I'm sitting looking at a printout of the computer draft of 'Moon Wolf', the book that has been put together with a poem I wrote and a number of staggeringly beautiful illustrations created by our children under the guidance of Ruth Marks, Amelia's mother.
I want to ruminate a little on the process by which this book has come together. It has been a journey - one that is not ended yet, although the end is in sight. It started at the Ann Arbor Book Fair last May, with children stopping by the Summers-Knoll booth to make little books for themselves with pictures and stickers and words. Kim and I were staffing the booth, and of course we started making little books too. How could we resist?
Long story short: Kim made some little pictures and showed them to me. I improvised a little story to go with them, and a tiny book was born. But more than that, a seed of an idea was born which Kim nurtured and watered until quite recently. Then she said, 'Why don't you write a book and have the children illustrate it?'
Well, before I knew where I was, Melissa Bruzzano had picked up on the idea, and now I had two of them asking me what I was going to write. What I actually did was take the opening stanzas of a long narrative poem I had written some years before, and I offered that to the children. It was called 'Moon Wolf'.
Ruth Marks, who is an amazing professional artist, agreed to work with our children on the project, and all through the dreary month of February she and the students from the whole school made the winter seem brighter by working on enormous and largely collaborative pieces of art in different media. The K/1 children worked on washes and sweeps of textured color, colors of sunrises and midnights, backdrops for a wolf's journey. The 2/3 class was interested in the wolf's run through New York City, and they worked together on a huge cityscape, with tall buildings, streets and traffic. The 4/5s focused on landscapes: mountain ranges, polar ice, forests. Several of the children of all ages made portraits of my wolf. When everything was done, all the illustrations were taken in a huge pile to James Marks, who worked like a hero to sift through them all for the perfect images to create each page of text. He scanned them, photoshopped them, entered the text, and the book took shape.

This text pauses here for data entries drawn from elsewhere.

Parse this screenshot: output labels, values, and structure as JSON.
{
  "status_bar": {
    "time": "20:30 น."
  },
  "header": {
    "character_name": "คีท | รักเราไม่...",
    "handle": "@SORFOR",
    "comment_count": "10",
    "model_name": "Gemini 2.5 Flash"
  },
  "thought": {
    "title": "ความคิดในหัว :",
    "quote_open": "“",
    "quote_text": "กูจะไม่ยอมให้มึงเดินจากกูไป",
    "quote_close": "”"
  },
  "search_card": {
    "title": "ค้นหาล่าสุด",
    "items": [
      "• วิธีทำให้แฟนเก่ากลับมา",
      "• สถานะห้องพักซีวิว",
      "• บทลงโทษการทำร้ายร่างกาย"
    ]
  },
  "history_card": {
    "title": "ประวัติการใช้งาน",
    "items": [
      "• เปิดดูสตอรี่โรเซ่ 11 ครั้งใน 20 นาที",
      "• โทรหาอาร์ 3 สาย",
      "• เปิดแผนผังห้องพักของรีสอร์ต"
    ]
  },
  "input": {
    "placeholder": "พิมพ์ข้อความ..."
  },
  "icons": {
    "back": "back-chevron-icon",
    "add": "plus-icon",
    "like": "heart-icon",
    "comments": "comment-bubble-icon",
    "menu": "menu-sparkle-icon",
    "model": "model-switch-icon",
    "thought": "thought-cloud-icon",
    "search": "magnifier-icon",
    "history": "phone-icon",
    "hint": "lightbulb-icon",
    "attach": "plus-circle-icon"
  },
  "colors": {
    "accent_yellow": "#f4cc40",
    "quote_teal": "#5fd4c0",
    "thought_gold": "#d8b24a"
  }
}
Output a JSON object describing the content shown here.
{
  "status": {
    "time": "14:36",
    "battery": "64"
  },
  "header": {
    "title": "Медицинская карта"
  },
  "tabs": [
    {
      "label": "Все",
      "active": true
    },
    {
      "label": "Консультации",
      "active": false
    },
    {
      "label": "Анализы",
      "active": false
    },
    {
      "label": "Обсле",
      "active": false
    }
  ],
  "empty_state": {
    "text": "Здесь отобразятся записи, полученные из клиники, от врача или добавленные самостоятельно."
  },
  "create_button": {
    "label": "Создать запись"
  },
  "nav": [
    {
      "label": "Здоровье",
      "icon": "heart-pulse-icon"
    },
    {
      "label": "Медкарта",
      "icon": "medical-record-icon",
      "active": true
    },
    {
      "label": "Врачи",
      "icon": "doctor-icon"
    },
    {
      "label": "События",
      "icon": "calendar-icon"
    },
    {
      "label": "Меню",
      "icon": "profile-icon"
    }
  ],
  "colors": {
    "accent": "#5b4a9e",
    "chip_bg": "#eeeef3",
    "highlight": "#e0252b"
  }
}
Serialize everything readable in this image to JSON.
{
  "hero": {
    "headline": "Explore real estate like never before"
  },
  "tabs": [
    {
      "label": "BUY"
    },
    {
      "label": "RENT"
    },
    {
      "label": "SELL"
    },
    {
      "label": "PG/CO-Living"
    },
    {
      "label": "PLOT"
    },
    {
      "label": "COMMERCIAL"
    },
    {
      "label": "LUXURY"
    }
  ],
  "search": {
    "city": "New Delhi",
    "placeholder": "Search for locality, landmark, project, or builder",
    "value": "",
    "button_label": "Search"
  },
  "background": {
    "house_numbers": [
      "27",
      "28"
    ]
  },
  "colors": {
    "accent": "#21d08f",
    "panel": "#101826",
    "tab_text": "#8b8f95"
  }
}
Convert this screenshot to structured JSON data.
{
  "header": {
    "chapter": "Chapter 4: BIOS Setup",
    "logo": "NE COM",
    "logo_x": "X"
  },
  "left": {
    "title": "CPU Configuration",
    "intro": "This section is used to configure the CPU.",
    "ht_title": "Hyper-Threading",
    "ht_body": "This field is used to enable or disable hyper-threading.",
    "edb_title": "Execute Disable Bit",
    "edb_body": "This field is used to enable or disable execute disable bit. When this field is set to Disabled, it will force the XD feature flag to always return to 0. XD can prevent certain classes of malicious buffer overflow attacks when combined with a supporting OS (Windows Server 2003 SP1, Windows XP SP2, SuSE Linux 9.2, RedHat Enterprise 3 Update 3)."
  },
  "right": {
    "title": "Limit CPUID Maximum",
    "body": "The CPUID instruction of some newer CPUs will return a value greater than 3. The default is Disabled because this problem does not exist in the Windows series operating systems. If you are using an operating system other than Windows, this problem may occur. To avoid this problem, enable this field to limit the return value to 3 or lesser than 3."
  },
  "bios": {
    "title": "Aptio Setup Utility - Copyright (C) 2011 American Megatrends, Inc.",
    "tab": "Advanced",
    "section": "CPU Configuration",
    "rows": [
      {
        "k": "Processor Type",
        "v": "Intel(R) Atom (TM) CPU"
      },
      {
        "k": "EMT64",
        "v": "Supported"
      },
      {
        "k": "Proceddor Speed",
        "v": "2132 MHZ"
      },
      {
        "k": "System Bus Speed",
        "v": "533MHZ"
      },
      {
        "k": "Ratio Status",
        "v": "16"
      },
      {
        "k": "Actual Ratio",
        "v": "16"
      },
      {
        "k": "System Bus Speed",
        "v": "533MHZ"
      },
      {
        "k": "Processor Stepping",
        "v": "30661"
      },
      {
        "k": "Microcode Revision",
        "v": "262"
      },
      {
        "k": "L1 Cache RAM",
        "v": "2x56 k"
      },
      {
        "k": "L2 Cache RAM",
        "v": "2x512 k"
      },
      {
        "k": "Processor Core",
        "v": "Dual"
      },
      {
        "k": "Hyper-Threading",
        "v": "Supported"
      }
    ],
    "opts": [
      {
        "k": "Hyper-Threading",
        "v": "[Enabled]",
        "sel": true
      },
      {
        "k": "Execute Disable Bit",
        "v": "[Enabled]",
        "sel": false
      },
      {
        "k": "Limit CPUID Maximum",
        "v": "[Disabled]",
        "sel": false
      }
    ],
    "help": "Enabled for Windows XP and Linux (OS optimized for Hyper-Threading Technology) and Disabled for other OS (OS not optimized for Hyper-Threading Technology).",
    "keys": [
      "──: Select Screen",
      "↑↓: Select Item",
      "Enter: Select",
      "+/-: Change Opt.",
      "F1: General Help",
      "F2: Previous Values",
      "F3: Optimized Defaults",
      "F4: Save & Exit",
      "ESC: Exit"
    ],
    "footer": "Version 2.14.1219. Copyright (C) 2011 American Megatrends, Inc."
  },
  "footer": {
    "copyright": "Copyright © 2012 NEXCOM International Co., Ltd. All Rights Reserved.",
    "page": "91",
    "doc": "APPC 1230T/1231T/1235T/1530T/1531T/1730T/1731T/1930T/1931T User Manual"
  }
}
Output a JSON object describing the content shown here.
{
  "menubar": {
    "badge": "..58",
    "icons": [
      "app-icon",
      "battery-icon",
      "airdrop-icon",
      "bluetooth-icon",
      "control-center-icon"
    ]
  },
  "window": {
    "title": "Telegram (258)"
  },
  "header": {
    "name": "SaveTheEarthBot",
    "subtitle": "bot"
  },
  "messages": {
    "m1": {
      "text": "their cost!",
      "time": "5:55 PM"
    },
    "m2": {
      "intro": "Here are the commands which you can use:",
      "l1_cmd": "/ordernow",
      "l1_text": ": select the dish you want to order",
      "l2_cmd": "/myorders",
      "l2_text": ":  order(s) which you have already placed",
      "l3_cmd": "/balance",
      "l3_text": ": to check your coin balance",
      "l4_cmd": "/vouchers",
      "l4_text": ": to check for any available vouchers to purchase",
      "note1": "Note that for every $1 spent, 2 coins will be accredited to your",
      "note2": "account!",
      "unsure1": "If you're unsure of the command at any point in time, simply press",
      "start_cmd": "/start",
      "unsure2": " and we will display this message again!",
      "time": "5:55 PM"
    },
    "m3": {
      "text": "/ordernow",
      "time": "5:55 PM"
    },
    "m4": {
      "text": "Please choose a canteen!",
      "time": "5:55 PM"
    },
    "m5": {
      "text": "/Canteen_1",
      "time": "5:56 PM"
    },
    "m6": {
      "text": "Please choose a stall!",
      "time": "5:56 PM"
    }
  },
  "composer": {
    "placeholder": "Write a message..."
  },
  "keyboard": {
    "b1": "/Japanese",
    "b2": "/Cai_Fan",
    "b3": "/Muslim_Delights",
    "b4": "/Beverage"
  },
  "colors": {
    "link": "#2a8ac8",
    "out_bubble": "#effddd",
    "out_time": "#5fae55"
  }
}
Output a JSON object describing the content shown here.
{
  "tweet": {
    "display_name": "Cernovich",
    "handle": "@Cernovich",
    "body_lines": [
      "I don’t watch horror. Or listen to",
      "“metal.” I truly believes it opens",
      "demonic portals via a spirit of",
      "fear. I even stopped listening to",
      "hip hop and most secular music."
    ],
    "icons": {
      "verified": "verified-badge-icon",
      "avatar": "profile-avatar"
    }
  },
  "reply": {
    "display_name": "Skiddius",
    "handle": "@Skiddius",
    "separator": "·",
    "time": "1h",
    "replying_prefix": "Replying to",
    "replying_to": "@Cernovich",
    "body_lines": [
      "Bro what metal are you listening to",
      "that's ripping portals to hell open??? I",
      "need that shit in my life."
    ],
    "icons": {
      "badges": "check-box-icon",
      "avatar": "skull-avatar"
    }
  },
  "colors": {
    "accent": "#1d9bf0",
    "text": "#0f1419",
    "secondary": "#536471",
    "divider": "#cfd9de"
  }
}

Most of the images were developed by several children. When the selections were made, no one knew who had drawn what. Each illustration is a collaboration and a fusion of energy from each class. That is what makes them so special, and makes me so proud of the finished product. I feel as if every child's spirit is represented in the overall response.
There were many, many wonderful images to choose from, and relatively few pages on which to place them. Because of that, we are including a final page with a collage of images that we didn't have space for within the story itself. I hope that everyone will recognize something that they helped create.
The book is currently in to the printer, and we will receive a mock-up copy in due course. After alterations, it will be printed as a bound paperback book. We are selling it as a fundraiser for the school's Scholarship Fund, and the proceeds will be used to support student tuition for those who need it. Melissa has given out pre-order forms, but the actual launch of the book will be at Eudaimonia, our auction fundraiser at the Ann Arbor Art Center on May 9th. This event has really become an art-and-auction event: the children are in the process of making one-of-a-kind collaborative art pieces, Ruth and several other artists are donating unique and original works of art, and 'Moon Wolf' original illustrations will be up for auction too. It is a celebration of the creative spirit of our children and our whole community.